Importantly, OpenSAFELY was created to deliver urgent results during the Covid-19 pandemic, and since its development has enabled an unprecedented scale of secure Covid-19-related analyses. Priority is still given to Covid-19 research but its focus could broaden over time as adoption of the platform increases and the pandemic evolves. It may be therefore possible to deploy OpenSAFELY onto new data centres in the future, however this requires complex integration and intensive support from the team. Currently only the TPP backend is supported fully and EMIS support is still under development.
The platform ensures transparency by publishing its source code, projects, analysis logs and updates openly on GitHub. Tightly built around git, a project must be started by cloning the research template and publishing analysis code as a git repository. Every time a researcher changes their code it is logged in version control, and anytime their code is run against real data, the event is logged and published via the OpenSAFELY jobs runner. Each project has its own project page which links to the source repository and a record of its version history. All code that is run against live datasets is therefore published in the open for review and re-use by other users. In contract to working within TREs, there is no concern that this code will contain disclosive information as it is not generated whilst working with actual data. A log of activity is recorded within TREs however this is not published, as the analysis code itself may contain identifying information about individual patients.
Take home messages
Despite not being heavily publicized, our Innovation Session attracted interest from across the DHSC, who were very keen to get involved and learn about OpenSAFELY and its future. Through conversations with the Open Innovations team, others have demonstrated that there is a growing number of potential use cases for which OpenSAFELY could provide a secure platform for transparent handling of sensitive data. Its open, collaborative format could facilitate greater steps forward than teams working in silos with heavy information governance processes impeding progress. The need and success of such a platform has been demonstrated during the pandemic through the sheer volume of Covid-19 research that has been conducted via the OpenSAFELY framework. An increasing number of use cases seem to be emerging in industry with independent analytics services working in partnership with the NHS to improve healthcare outcomes. Preserving privacy is therefore critical as the number of data services increases along with the development and use of TREs for health data analysis.
Get in touch
Alongside our investigation of OpenSAFELY, we are thrilled to present some of the innovation work that came out of the event.
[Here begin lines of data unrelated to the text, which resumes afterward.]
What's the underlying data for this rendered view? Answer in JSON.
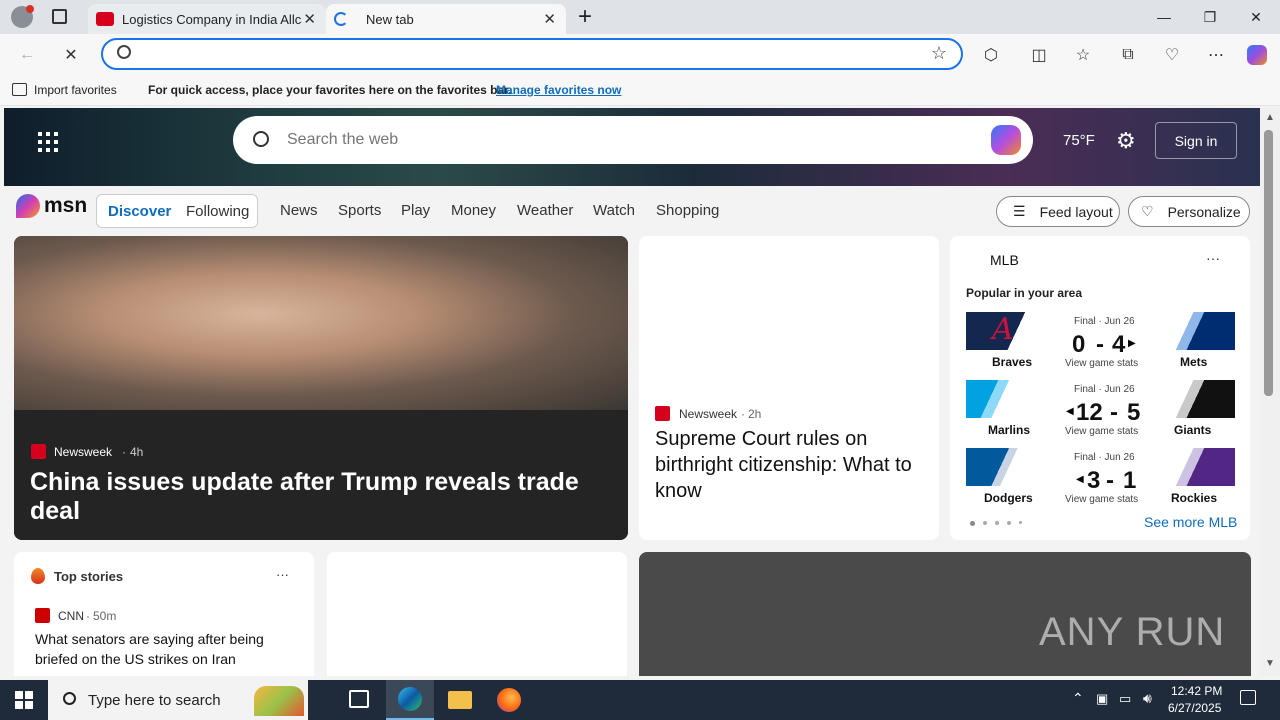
{
  "browser": {
    "tabs": [
      {
        "title": "Logistics Company in India Allcargo"
      },
      {
        "title": "New tab"
      }
    ],
    "new_tab_symbol": "+",
    "address": {
      "value": "",
      "placeholder": ""
    },
    "favorites_bar": {
      "import_label": "Import favorites",
      "message": "For quick access, place your favorites here on the favorites bar.",
      "manage_link": "Manage favorites now"
    }
  },
  "msn": {
    "search_placeholder": "Search the web",
    "weather": "75°F",
    "sign_in": "Sign in",
    "logo": "msn",
    "toggle": {
      "discover": "Discover",
      "following": "Following"
    },
    "nav": [
      "News",
      "Sports",
      "Play",
      "Money",
      "Weather",
      "Watch",
      "Shopping"
    ],
    "feed_layout": "Feed layout",
    "personalize": "Personalize"
  },
  "hero": {
    "source": "Newsweek",
    "age": "4h",
    "headline": "China issues update after Trump reveals trade deal"
  },
  "story2": {
    "source": "Newsweek",
    "age": "2h",
    "headline": "Supreme Court rules on birthright citizenship: What to know"
  },
  "mlb": {
    "title": "MLB",
    "subtitle": "Popular in your area",
    "games": [
      {
        "status": "Final · Jun 26",
        "home": "Braves",
        "away": "Mets",
        "score_home": "0",
        "score_away": "4",
        "winner": "right",
        "link": "View game stats"
      },
      {
        "status": "Final · Jun 26",
        "home": "Marlins",
        "away": "Giants",
        "score_home": "12",
        "score_away": "5",
        "winner": "left",
        "link": "View game stats"
      },
      {
        "status": "Final · Jun 26",
        "home": "Dodgers",
        "away": "Rockies",
        "score_home": "3",
        "score_away": "1",
        "winner": "left",
        "link": "View game stats"
      }
    ],
    "see_more": "See more MLB"
  },
  "top_stories": {
    "title": "Top stories",
    "items": [
      {
        "source": "CNN",
        "age": "50m",
        "headline": "What senators are saying after being briefed on the US strikes on Iran"
      }
    ]
  },
  "watermark": "ANY RUN",
  "taskbar": {
    "search_placeholder": "Type here to search",
    "time": "12:42 PM",
    "date": "6/27/2025"
  },
  "colors": {
    "accent": "#0f6cbd",
    "taskbar": "#1f2b3a",
    "newsweek": "#d6001c",
    "cnn": "#cc0000"
  }
}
Take a look at the event hub page for our other blog posts in the series, in which we’ll share the prototypes that came out of our two-day hackathon along with an upcoming story and technical blog that documents our process.
If you would like to learn more about OpenSAFELY, our #ODSL Innovation Session or the other events we host in the Open Innovations space, then get in touch via email@example.com.
As always, a huge thank you to our sponsors, TPP and NHS SCW, and to the Health Foundation for supporting the event series.